October 25, 2023

New NSF robotics and manufacturing awards for Lei Zhou

Written By: Caitlin Scott


Congratulations to Mechanical Engineering Assistant Professor Lei Zhou on her two new grants from NSF!

Next-Generation Safe and Dexterous Robot Hands using High-Torque Direct-Drive Actuation

Skillfully and safely manipulating objects with a sufficiently strong robot hand is highly desirable for factory and warehouse automation applications. However, today’s robot hands often cannot simultaneously offer high strength with dexterity and safety due to major limitations in actuation technology. To address this challenge, this project will fundamentally advance the robotic actuation solution through creating new magnetically geared motors with potential to exhibit high torque and excellent interaction capabilities simultaneously, and will evaluate the new actuation through developing new robot hands with proprioceptive sensing and dexterous manipulation.

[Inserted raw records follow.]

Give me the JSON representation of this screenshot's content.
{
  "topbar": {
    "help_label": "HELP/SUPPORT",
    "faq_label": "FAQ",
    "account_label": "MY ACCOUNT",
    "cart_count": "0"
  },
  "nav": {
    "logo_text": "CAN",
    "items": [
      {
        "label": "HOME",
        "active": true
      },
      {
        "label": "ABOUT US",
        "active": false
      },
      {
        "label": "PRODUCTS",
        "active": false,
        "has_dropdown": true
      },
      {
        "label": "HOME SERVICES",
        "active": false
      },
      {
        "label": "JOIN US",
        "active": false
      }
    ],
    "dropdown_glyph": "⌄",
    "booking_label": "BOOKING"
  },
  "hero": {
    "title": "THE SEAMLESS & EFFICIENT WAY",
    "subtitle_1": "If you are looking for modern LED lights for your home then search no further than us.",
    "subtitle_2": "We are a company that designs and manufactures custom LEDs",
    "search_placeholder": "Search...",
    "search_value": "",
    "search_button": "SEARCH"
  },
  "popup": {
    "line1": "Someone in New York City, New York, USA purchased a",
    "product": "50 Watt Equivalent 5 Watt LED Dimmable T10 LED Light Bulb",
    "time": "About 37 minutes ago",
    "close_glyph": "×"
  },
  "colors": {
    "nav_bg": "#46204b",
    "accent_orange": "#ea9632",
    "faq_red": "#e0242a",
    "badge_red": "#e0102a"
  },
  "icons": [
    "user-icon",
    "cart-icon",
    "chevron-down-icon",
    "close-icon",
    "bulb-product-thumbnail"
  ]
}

Zhou shared, “We are excited to start working on high-torque and transparent electric machines to enable new high-performance robotic actuation solutions, and we look forward to working together with Dr. Ashish Deshpande at UT-Austin to explore the new robotic capabilities endowed by the advances in actuation technology.” The award is $565,968 for 3 years. Read more via NSF.

Wafer-Scale Ultrathin Layered Device Array Assembly through a Precision Soft-Robotic Stamp Transfer Process

Monolayer materials such as graphene can be vertically stacked into van der Waals heterostructures (vdWH) to realize new ultrathin layered optoelectronic, electronic, and quantum devices, which have significant potential to revolutionize nanoelectronics for a wide range of applications. Current assembly of vdWH-based devices is mainly through manual operation, which lacks the precision, repeatability, and scalability needed to manufacture vdWH-based device arrays at scale.

This award supports the research for a new assembly approach using a novel soft-robotic stamp transfer process with precision alignment and in-process adhesion control. “We will use our core expertise on precision engineering and instrumentation to conduct fundamental research that removes technical barriers towards the deterministic assembly of monolayer-based device arrays,” shared Zhou. The research has strong potential to enable high-throughput and high-yield manufacturing of vdWH-based device arrays and circuits for next-generation transparent displays, sensor arrays, and logic and memory circuits.

Zhou is collaborating with Prof. Jamie Warner at UT-Austin on this 3 year, $520,934 award. “We are grateful that the award will allow us to have this valuable interdisciplinary collaboration with experts in material sciences to make advances in nanomanufacturing technology.” Read more via NSF.

Top photo: Assistant Professor Lei Zhou is pictured in the Mechatronics lab. Photo: Joel Hallberg